_WHAT IS REQUIRED_: Work out the number of lines in the records that include the word "Zealand"; reply with that number alone.
START TASK INPUTS
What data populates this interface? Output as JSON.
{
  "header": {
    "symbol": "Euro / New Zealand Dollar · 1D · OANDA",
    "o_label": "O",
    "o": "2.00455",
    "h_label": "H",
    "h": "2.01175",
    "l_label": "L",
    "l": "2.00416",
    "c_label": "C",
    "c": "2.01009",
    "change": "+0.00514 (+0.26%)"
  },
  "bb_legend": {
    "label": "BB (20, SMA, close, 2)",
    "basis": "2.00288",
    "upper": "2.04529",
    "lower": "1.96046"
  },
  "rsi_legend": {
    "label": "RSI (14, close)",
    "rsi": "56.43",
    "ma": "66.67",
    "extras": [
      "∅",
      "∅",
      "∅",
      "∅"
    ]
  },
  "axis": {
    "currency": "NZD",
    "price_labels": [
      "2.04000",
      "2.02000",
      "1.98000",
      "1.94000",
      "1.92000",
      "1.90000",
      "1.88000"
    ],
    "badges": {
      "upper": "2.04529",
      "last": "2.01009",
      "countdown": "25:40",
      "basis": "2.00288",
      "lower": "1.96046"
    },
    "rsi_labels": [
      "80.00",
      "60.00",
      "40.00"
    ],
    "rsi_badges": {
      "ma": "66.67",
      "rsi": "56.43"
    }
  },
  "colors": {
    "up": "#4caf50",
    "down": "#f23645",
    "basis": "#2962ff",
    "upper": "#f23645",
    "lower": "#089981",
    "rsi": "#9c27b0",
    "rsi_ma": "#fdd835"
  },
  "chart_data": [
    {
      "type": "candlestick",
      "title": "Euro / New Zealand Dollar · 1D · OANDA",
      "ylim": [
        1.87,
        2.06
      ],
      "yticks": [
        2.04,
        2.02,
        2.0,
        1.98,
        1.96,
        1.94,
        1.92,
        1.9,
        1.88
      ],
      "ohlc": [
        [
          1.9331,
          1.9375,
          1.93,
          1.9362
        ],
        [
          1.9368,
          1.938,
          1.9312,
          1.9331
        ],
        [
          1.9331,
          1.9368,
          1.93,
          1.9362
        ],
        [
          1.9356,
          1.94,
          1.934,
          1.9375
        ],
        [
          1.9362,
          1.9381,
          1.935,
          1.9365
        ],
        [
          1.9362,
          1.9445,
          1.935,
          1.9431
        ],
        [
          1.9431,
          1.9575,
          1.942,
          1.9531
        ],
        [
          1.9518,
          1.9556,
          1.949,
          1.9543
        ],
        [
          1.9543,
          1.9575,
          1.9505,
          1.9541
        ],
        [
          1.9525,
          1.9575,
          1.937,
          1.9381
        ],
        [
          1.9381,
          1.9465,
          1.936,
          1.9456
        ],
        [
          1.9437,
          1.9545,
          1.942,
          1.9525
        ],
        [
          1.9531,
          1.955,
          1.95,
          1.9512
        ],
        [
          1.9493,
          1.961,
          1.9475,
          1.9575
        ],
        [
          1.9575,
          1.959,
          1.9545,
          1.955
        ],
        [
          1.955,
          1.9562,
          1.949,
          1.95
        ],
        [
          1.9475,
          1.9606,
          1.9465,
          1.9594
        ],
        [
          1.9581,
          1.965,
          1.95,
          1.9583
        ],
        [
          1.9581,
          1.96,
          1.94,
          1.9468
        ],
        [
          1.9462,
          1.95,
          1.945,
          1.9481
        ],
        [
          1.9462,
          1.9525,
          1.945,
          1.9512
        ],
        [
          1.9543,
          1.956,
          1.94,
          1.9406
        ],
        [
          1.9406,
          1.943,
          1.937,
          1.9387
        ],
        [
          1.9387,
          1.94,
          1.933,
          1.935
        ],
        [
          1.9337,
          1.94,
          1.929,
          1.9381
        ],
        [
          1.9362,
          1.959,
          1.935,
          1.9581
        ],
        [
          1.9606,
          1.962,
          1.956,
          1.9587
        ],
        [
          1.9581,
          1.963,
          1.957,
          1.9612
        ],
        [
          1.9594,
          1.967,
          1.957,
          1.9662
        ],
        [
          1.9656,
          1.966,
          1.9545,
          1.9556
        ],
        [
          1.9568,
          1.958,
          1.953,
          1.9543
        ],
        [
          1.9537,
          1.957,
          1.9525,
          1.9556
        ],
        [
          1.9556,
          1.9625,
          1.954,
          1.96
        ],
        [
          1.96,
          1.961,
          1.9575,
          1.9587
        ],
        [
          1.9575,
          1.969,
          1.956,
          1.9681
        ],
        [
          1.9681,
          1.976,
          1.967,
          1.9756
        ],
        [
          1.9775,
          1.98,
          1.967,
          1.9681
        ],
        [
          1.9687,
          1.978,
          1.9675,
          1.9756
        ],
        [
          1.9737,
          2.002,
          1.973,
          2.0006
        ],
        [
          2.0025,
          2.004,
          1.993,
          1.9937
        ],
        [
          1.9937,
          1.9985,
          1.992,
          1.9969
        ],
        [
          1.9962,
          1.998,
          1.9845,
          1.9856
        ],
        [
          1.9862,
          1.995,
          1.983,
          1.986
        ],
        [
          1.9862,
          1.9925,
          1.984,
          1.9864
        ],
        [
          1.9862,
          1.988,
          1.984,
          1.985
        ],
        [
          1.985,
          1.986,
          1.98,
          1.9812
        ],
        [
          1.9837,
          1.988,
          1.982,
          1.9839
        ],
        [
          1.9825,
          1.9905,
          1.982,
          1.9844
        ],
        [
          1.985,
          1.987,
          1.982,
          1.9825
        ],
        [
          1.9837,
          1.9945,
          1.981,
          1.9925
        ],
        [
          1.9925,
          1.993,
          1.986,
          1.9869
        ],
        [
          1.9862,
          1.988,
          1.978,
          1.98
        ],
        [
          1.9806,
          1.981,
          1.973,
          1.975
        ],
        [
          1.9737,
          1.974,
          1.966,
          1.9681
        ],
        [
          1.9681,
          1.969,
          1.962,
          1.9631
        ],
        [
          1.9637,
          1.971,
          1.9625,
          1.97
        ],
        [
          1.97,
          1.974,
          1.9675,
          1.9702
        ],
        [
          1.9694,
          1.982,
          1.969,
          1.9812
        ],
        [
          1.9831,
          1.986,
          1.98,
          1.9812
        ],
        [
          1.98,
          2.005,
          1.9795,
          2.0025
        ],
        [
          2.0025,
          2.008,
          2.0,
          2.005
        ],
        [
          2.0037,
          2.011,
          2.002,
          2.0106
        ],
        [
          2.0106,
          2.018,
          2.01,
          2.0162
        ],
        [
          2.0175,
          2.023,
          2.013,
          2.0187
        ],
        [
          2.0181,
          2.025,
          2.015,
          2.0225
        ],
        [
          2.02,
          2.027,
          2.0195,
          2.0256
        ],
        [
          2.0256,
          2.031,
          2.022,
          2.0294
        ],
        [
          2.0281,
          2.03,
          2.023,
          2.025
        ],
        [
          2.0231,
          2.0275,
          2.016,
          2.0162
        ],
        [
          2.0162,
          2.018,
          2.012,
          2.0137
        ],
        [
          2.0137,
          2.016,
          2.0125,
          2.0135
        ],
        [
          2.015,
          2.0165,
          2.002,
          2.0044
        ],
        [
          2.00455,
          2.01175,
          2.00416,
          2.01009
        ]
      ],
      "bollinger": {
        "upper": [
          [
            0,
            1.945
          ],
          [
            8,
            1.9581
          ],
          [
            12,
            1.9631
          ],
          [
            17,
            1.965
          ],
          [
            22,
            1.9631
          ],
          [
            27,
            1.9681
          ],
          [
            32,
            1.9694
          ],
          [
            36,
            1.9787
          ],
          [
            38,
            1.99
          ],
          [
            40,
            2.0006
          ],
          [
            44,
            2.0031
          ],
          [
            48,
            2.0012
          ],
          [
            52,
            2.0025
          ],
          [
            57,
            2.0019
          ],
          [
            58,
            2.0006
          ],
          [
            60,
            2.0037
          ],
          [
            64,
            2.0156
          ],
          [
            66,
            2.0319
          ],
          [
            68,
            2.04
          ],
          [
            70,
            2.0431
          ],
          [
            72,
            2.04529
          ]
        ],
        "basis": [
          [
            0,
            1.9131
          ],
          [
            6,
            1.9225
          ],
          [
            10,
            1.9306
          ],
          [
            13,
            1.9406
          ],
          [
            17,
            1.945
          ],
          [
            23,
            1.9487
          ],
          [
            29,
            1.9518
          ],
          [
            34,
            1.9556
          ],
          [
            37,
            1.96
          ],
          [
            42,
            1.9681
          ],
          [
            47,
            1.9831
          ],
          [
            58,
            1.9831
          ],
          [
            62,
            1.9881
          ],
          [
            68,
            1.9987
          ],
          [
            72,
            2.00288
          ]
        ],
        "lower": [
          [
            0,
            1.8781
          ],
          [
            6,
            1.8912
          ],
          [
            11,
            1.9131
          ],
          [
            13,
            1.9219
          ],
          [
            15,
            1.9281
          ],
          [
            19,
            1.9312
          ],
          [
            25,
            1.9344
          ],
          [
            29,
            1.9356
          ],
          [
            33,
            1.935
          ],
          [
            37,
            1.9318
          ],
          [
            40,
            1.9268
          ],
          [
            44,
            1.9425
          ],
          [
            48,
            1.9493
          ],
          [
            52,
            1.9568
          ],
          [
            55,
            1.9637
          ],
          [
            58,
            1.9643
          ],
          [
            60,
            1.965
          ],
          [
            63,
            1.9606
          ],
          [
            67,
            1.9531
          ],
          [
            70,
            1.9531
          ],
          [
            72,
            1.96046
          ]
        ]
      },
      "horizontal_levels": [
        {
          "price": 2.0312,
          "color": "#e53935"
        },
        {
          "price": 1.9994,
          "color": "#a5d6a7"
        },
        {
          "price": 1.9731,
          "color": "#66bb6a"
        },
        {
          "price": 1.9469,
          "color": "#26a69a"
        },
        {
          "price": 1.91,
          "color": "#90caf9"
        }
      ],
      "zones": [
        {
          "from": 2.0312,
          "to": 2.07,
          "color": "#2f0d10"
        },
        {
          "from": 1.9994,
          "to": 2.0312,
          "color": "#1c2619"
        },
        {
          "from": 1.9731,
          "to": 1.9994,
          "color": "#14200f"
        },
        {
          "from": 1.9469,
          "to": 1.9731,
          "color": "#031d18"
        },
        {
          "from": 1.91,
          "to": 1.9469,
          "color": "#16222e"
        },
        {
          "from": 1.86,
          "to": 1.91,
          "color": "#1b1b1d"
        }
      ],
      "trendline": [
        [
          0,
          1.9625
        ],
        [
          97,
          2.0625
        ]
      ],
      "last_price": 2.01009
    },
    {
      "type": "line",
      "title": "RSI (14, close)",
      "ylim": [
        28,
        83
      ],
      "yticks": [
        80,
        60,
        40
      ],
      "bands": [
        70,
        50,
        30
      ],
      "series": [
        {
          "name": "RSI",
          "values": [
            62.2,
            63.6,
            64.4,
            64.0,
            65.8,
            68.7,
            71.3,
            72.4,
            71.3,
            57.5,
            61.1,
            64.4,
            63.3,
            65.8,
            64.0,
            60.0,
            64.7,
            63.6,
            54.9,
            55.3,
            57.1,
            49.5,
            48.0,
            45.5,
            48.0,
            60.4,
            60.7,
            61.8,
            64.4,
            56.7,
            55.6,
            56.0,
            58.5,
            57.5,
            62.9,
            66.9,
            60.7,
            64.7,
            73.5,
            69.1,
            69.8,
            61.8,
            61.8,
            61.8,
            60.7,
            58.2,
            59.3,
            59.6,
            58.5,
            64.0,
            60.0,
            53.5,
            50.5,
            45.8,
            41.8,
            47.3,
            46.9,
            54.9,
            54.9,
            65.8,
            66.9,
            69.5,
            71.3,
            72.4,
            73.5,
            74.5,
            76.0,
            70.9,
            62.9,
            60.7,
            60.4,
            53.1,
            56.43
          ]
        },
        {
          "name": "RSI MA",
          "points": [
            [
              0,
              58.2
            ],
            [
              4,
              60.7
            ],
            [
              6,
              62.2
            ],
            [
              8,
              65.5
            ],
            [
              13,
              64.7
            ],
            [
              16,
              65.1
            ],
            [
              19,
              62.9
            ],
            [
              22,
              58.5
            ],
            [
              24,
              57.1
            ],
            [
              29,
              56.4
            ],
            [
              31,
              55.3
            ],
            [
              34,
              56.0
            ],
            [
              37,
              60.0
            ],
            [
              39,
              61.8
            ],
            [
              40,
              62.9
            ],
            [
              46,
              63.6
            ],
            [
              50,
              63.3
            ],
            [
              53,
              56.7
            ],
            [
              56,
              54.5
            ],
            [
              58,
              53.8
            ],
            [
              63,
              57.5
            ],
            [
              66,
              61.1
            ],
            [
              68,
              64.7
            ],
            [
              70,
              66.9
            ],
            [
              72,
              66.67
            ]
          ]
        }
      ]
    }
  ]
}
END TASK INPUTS
_EXERCISE SOLUTION_: 2